Norfolk and Norwich University Hospital dermatologists have said that cultural changes meaning less people wax has provided pubic lice – sometimes called crabs – with a habitat. 

They called reports predicting the complete eradication of pubic lice, made after the parasite became nearly extinct around the millennium when hair removal was more popular, ‘premature’.

One of the researchers, Dr Priya Patel, suggested that Sex and the City could have been ‘responsible for changing attitudes that so nearly wiped out this pest in the first decade of the century’. But now the fashion for waxing has waned two decades on it could spread faster as public hair makes transmission of the lice easier.   

Dr Patel continued: ‘Having survived [waxing being popular], the pubic louse seems to be here to stay, at least for as long as humans are around.’ 

The team of dermatologists also theorised that public resistance towards common chemical treatments, such as permethrin, has halted their eradication.  

In addition, climate change could lead to ‘pockets’ of pubic lice outbreaks, as it will cool some areas and pubic lice increase in numbers during colder weather.  

However, the experts also stressed that waxing and other methods of hair removal lead to other health conditions, such as ingrown hairs and skin irritation.  

British Association of Dermatologists spokesperson Matthew Gass said: ‘Although we are unlikely to ever truly eradicate this pest, it’s arguable that the ‘cure’ is worse than the disease for most people.  

‘Issues stemming from waxing, and other methods of widespread pubic hair removal, such as ingrown hairs or skin irritation are more common than pubic lice are ever likely to be and represent a greater overall health burden to the average person.’   

The scientists presented this information to the Virtual Annual Meeting of the British Association of Dermatologists this month.  

In 2014, a study concluded that the increased incidence of hair removal may lead to the ‘complete eradication’ of pubic lice ‘as the natural habitat of this parasite is destroyed’.   

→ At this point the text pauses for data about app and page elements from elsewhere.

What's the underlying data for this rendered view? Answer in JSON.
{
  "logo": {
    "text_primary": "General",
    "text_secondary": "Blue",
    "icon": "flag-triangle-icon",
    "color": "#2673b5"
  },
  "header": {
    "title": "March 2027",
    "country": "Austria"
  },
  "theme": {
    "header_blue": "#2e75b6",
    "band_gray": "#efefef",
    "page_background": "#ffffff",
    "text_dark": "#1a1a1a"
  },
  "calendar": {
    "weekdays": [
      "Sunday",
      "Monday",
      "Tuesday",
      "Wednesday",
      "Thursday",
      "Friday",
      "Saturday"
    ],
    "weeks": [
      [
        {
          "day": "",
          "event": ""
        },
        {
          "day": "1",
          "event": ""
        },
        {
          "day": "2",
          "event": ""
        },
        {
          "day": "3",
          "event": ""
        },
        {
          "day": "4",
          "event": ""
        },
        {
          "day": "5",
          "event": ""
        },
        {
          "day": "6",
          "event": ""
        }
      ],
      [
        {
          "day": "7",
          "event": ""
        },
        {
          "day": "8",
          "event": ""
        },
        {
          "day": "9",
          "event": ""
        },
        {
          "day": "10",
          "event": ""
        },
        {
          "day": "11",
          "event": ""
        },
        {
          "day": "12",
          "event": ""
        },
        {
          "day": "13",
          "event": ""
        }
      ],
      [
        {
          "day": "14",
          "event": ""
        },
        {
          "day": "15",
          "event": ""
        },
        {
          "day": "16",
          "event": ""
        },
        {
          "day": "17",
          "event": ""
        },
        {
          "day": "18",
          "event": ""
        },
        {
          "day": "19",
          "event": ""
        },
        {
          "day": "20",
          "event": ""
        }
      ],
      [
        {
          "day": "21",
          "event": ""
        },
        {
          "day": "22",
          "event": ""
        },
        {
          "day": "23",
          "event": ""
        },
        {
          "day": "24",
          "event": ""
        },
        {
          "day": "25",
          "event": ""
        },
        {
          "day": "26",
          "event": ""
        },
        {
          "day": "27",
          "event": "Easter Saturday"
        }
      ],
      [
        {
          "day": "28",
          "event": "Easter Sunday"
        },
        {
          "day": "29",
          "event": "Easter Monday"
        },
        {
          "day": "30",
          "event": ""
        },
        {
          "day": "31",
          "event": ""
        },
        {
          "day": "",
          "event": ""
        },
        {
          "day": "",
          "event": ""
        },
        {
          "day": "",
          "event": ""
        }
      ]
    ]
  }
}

Pubic lice has infested humans for thousands of years after evolving from its ancestor the gorilla louse about 3.3 million years ago to live on humans’ coarser hair.   

Last month, researchers suggested that the long-term widespread use of potent topical corticosteroids – used to treat psoriasis and eczema – may increase vulnerability to Covid-19